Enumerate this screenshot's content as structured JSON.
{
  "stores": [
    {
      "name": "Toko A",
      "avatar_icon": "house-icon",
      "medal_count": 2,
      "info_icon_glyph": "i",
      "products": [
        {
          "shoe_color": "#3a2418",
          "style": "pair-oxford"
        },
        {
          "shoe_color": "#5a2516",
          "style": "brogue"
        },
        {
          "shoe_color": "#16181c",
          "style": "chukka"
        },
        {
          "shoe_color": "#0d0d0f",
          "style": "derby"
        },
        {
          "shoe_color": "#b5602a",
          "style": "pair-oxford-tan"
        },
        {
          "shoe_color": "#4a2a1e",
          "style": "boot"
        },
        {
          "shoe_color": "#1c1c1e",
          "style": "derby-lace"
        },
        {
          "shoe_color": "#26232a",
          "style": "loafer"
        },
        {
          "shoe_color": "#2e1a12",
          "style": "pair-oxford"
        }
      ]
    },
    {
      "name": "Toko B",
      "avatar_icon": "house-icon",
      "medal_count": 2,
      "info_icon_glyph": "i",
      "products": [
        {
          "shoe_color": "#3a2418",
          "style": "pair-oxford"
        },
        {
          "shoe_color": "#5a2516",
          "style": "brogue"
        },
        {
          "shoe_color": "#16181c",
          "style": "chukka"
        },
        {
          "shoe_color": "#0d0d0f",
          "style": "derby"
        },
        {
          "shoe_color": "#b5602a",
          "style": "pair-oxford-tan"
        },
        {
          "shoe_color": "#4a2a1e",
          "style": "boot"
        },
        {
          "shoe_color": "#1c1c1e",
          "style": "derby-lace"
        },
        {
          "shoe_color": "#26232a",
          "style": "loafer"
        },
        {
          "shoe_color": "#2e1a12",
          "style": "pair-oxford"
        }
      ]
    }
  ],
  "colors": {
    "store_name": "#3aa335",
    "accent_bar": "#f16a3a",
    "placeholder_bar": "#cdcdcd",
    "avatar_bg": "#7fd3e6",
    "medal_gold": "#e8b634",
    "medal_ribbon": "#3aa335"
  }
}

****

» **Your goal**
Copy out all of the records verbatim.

» **Problem solution**
Enumerate this screenshot's content as structured JSON.
{
  "stores": [
    {
      "name": "Toko A",
      "avatar_icon": "house-icon",
      "medal_count": 2,
      "info_icon_glyph": "i",
      "products": [
        {
          "shoe_color": "#3a2418",
          "style": "pair-oxford"
        },
        {
          "shoe_color": "#5a2516",
          "style": "brogue"
        },
        {
          "shoe_color": "#16181c",
          "style": "chukka"
        },
        {
          "shoe_color": "#0d0d0f",
          "style": "derby"
        },
        {
          "shoe_color": "#b5602a",
          "style": "pair-oxford-tan"
        },
        {
          "shoe_color": "#4a2a1e",
          "style": "boot"
        },
        {
          "shoe_color": "#1c1c1e",
          "style": "derby-lace"
        },
        {
          "shoe_color": "#26232a",
          "style": "loafer"
        },
        {
          "shoe_color": "#2e1a12",
          "style": "pair-oxford"
        }
      ]
    },
    {
      "name": "Toko B",
      "avatar_icon": "house-icon",
      "medal_count": 2,
      "info_icon_glyph": "i",
      "products": [
        {
          "shoe_color": "#3a2418",
          "style": "pair-oxford"
        },
        {
          "shoe_color": "#5a2516",
          "style": "brogue"
        },
        {
          "shoe_color": "#16181c",
          "style": "chukka"
        },
        {
          "shoe_color": "#0d0d0f",
          "style": "derby"
        },
        {
          "shoe_color": "#b5602a",
          "style": "pair-oxford-tan"
        },
        {
          "shoe_color": "#4a2a1e",
          "style": "boot"
        },
        {
          "shoe_color": "#1c1c1e",
          "style": "derby-lace"
        },
        {
          "shoe_color": "#26232a",
          "style": "loafer"
        },
        {
          "shoe_color": "#2e1a12",
          "style": "pair-oxford"
        }
      ]
    }
  ],
  "colors": {
    "store_name": "#3aa335",
    "accent_bar": "#f16a3a",
    "placeholder_bar": "#cdcdcd",
    "avatar_bg": "#7fd3e6",
    "medal_gold": "#e8b634",
    "medal_ribbon": "#3aa335"
  }
}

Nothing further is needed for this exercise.